“We must be certain that just as God is merciful – and there is no limit to His mercy – He is also just, and there is no limit to His justice. Just as He is compassionate and forgives, He is also holy and hates sin.”
I’m continuing my discussion of A LIFE OF REPENTANCE AND PURITY by the late Pope Shenouda III and today I’m talking about Part 2, Chapter 4: If You Knew the Punishment for Sin, You Will Be Afraid.
How’s that for an uplifting and encouraging title?
The chapter talks about how we often take advantage of God’s mercy because we talk about it and view it in isolation – apart from God’s justice. We treat God like an ice cream cone where you can pick and choose which flavors you want and ignore the ones you don’t.
Uh…yeah…I’ll have two scoops of God’s mercy today and one scoop of His goodness. And can you throw a little extra compassion on top of that. But no justice and no truth and no wrath – those give me a rash.
NOTE: That analogy was mine, not the Pope’s - but I’ll bet you guessed that didn’t you?
God is not a “choose your own flavor” ice cream store; HE’S A PERSON! And as a Person, we have to understand all the aspects of His personality in order to relate to Him properly. That includes infinite MERCY, but also infinite JUSTICE.
And in fact, the two cannot be separated from one another; all of His attributes are part of Him as a Person. So God is just in His mercy and merciful in His justice. He is One Person and therefore we must see the full picture in order to relate to Him properly.
What that means for me and you is this: REPENTANCE IS ABOUT RESTORING A RELATIONSHIP, NOT ABOUT KEEPING A LAW.
This point was really eye-opening for me. So often we think of repentance as if we’re dealing with a judge or police officer.
“Ok God, I know I did this bad thing but you forgave the Samaritan woman so You have to forgive me too. I’ll give you two weeks of fasting and then You have to let me go.”
“I know I did this bad thing God, but it’s written in Your book (the Bible) that You are full of mercy and compassion and grace so therefore You have to forgive me.”
“I know I have sinned, but we’re all sinners and God promised to forgive us so relax and take it easy.”
Do you see the problem with this? We focus on God’s infinite mercy (which is 100% true and waiting for us) but we ignore God’s infinite justice (which is equally 100% true and waiting for us as well).
We remind God of all the people that He has forgiven in the past – adulterers and murderers and all kinds of bad people – without reminding ourselves that the key to their forgiveness was:

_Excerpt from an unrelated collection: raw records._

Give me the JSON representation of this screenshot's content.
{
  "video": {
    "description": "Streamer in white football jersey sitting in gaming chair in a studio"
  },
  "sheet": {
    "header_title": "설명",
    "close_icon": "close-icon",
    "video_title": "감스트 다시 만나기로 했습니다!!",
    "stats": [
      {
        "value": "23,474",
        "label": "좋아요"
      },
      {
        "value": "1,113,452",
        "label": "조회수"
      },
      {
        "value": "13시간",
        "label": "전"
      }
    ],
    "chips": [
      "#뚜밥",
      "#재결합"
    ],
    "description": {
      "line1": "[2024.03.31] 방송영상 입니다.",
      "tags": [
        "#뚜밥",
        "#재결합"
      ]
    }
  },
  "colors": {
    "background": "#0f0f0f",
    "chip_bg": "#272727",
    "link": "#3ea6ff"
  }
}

"the amazingly deep repentance these saints went through, by which God accepted them. This repentance was a turning point in their lives. They never again returned to sin… God’s mercy to them was an opportunity neither for carelessness nor continuing in sin, God forbid.” (page 83)
We need to remove the idea of sin as an impersonal “breaking of a law.” When we view sin in this way, we demand forgiveness and mercy – thinking to ourselves “I’ll do my time and God will forgive me.”
Instead we need to view sin as a very personal “breaking of a relationship.” And when a relationship is broken, it must be repaired. That repair cannot be demanded or insisted upon according to our own wishes. WE are the ones who sinned and therefore we are no position to demand anything!
“I will have mercy on whomever I will have mercy, and I will have compassion on whomever I will have compassion.” (Romans 9:15)
Does this mean that God may not forgive us when we repent? CERTAINLY NOT! That is not my point at all. My point however is that forgiveness is not our inherent right. We cannot demand it as if God is required by law to give it to us.
Instead we must focus on REPAIRING THE RELATIONSHIP WITH GOD through repentance. Why? Because God’s view of us is merely a reflection of our inner state.
“When you look at the face of God, you see your inner condition. If you have repented, you will see God in His goodness. But if you are reckless, you will see God in His severity.” (page 84)
If you’re a parent, you get this. All parents know what it’s like to have a child “say sorry” without really repenting. It drives us crazy! That child is saying sorry because he believes that merely uttering the words requires you as the parent to forgive him and remove all his consequences.
But is that true? Are you required to forgive? Are you required to accept his “sorry” regardless of how he says it? Or is it only out of your goodness and compassion that you will forgive once you have seen that the child is truly repentant and ready to change his ways?
The book gives a beautiful/scary analogy about the seriousness of God’s justice. It says
“Since God is just, He was incarnate and died for us to pay the price of our sin. Justice must be fulfilled, even if the matter reaches the stage where God takes on flesh, and becomes a man, taking the appearance of a slave, and is insulted, crucified, tortured and killed. If God’s justice is like this, how can we escape it?” (page 84)
You cannot believe in God’s infinite mercy without also believing in His infinite justice as well.